Each record should be given again exactly as it appears, with no image included.

# Record extracts
# # # # #

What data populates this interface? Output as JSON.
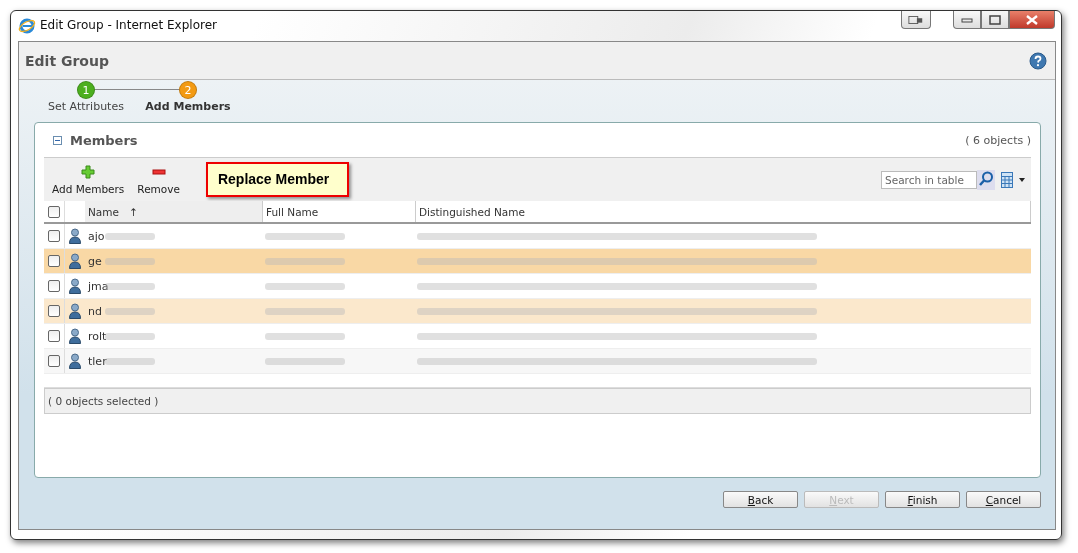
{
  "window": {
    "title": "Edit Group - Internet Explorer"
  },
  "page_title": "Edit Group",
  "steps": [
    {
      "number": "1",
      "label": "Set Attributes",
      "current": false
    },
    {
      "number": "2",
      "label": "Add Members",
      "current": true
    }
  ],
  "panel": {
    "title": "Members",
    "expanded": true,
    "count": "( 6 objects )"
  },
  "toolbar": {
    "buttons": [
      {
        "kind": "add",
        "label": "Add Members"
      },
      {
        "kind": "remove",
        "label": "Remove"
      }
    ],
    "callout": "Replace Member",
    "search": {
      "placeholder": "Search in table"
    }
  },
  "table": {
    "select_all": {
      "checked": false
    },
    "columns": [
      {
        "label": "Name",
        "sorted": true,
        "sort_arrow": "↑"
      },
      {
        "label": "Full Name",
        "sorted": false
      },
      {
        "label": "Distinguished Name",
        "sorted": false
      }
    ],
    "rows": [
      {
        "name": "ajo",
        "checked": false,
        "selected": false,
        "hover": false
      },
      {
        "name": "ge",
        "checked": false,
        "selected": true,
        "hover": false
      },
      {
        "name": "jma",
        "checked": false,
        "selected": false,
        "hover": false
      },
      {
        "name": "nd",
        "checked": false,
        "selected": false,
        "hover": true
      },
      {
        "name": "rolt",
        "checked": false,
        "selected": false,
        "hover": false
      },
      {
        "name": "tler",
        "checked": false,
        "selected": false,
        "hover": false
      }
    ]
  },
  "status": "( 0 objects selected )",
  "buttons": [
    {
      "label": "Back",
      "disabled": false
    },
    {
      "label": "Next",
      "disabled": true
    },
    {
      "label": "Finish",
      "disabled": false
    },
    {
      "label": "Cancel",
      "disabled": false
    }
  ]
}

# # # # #

# Result of this task
What data populates this interface? Output as JSON.
{
  "window": {
    "title": "Edit Group - Internet Explorer"
  },
  "page_title": "Edit Group",
  "steps": [
    {
      "number": "1",
      "label": "Set Attributes",
      "current": false
    },
    {
      "number": "2",
      "label": "Add Members",
      "current": true
    }
  ],
  "panel": {
    "title": "Members",
    "expanded": true,
    "count": "( 6 objects )"
  },
  "toolbar": {
    "buttons": [
      {
        "kind": "add",
        "label": "Add Members"
      },
      {
        "kind": "remove",
        "label": "Remove"
      }
    ],
    "callout": "Replace Member",
    "search": {
      "placeholder": "Search in table"
    }
  },
  "table": {
    "select_all": {
      "checked": false
    },
    "columns": [
      {
        "label": "Name",
        "sorted": true,
        "sort_arrow": "↑"
      },
      {
        "label": "Full Name",
        "sorted": false
      },
      {
        "label": "Distinguished Name",
        "sorted": false
      }
    ],
    "rows": [
      {
        "name": "ajo",
        "checked": false,
        "selected": false,
        "hover": false
      },
      {
        "name": "ge",
        "checked": false,
        "selected": true,
        "hover": false
      },
      {
        "name": "jma",
        "checked": false,
        "selected": false,
        "hover": false
      },
      {
        "name": "nd",
        "checked": false,
        "selected": false,
        "hover": true
      },
      {
        "name": "rolt",
        "checked": false,
        "selected": false,
        "hover": false
      },
      {
        "name": "tler",
        "checked": false,
        "selected": false,
        "hover": false
      }
    ]
  },
  "status": "( 0 objects selected )",
  "buttons": [
    {
      "label": "Back",
      "disabled": false
    },
    {
      "label": "Next",
      "disabled": true
    },
    {
      "label": "Finish",
      "disabled": false
    },
    {
      "label": "Cancel",
      "disabled": false
    }
  ]
}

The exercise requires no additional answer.